Funny enough, as the thought hit him, the job site had been close to where he was now. Very close, in fact. He paid for his coffee, got up, and left to go for a stroll. He walked along the canals and paused at a house by one of the embankments. There it was. He looked on at the gabled facade, a remnant of the seventeenth century Golden Age, and smiled.

That was where he and his team had busted a trade between a couple of Turkish gun runners and their Soviet partners. Across the street was where they’d surveilled a Chinese-national informant to verify what she’d had to say before taking her asylum. Aaah, and just down the canal there was where they’d saved the city from a terrorist plot involving a threat to its water treatment. Geoff smiled.

A life working for MI6 had been a rewarding one.

He ambled down along the waterside, reminiscing on the good he and his team had done. As he strolled, something caught his trained eye. A briefcase, sitting alone next to a discarded beer can underneath a nearby bridge. It’s nothing, he told himself. Definitely nothing.

This was his first vacation in his 25-year long career, and he wasn’t going to let work spoil it…

…much.
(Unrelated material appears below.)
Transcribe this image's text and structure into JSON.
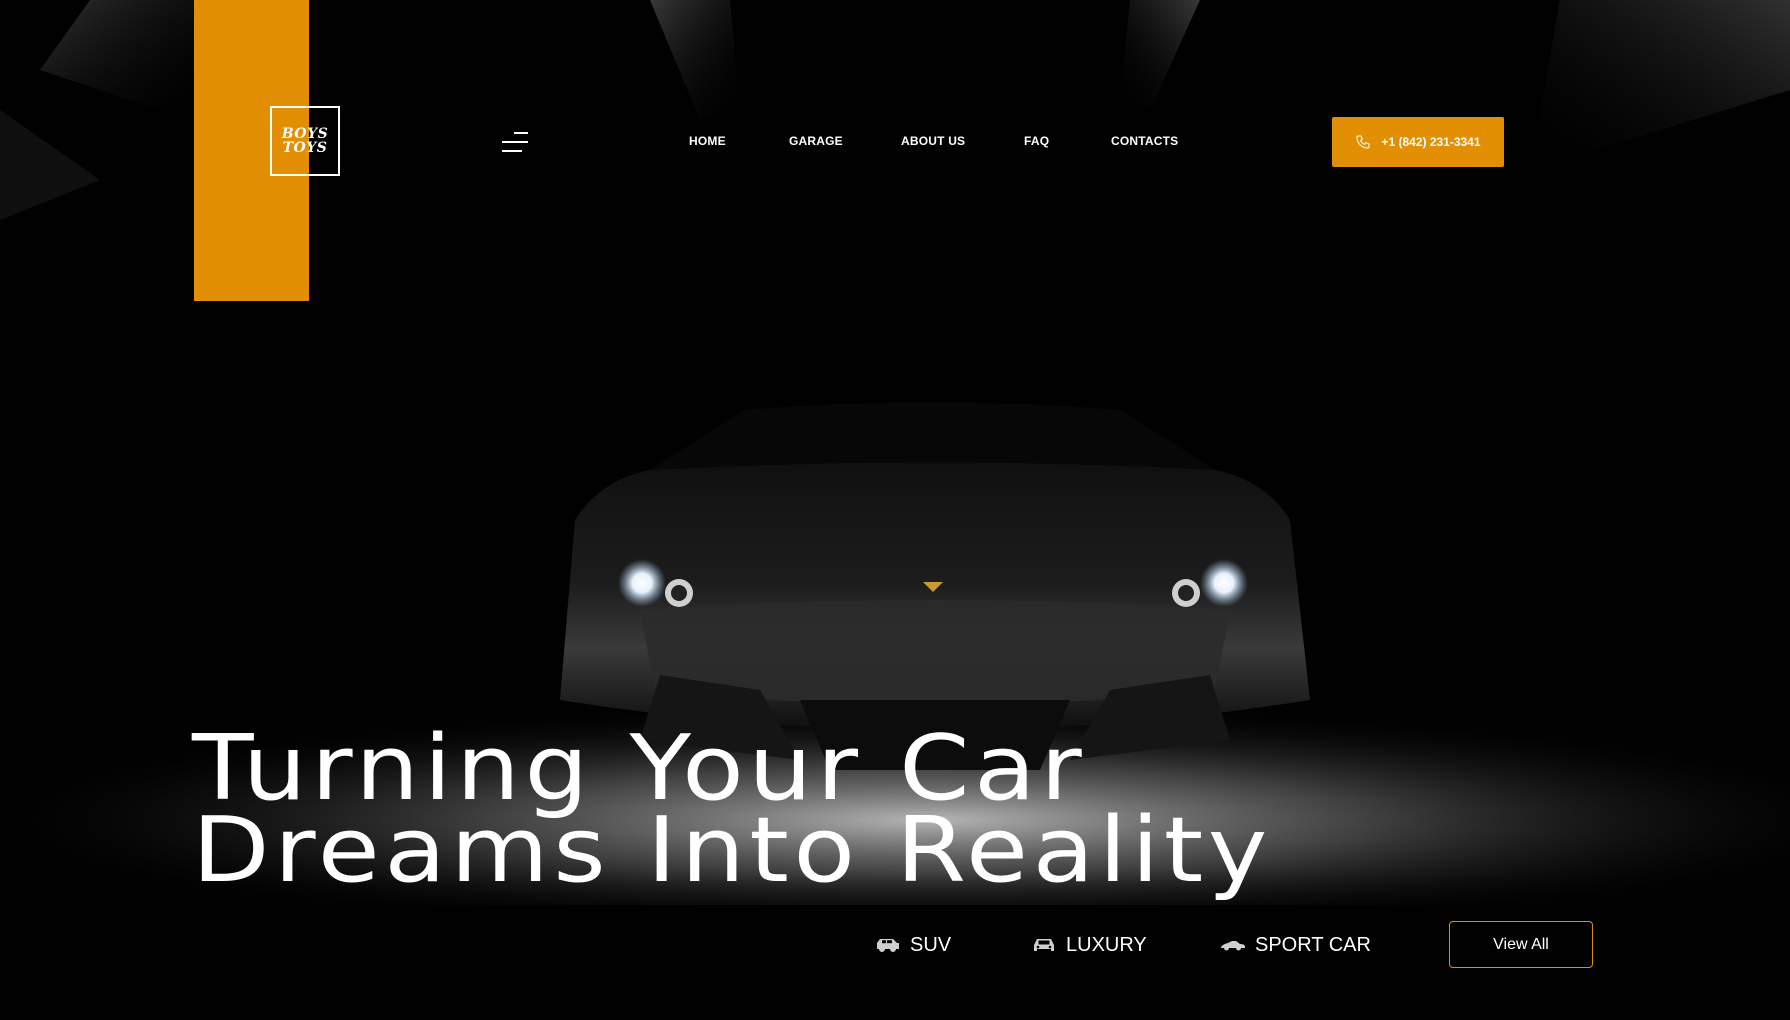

Despite himself, and mostly to convince himself of what he was telling himself, he meandered over to the discarded case. He gestured to an invisible crowd of onlookers the futility of the observation and tested its weight as a means of showing his instincts were misplaced. To his dismay, the case was heavy. Very heavy. Too heavy to house simple papers.

He pinched his nose and heaved a great sigh.

Geoff clicked the briefcase slowly open and revealed its inner working: wires, nodes, and a digital reader showing a countdown. It was a bomb, and a very big one at that. Disgruntled, Geoff clicked the heel of his left shoe, detached the sole to retrieve the bomb disposal kit hidden therein, and set to work saving the world yet another time.

Retirement couldn’t come soon enough for Geoffry Hansom; but, he supposed, perhaps for the sake of the world, it could.

END

Aaah, that was dorky.

Okay, so the pages turned up, as you may have guessed: “On vacation for the first time in years / a world-weary intelligence agent / finds a buried atomic bomb.”

We missed the “buried” bit, and let go of the “world-weariness” as well, but it came together adorably enough. This being just a warm-up, keep an eye out for more of these and again for news on bigger stories I’ve got coming our way.

Til then, take it easy, y’all.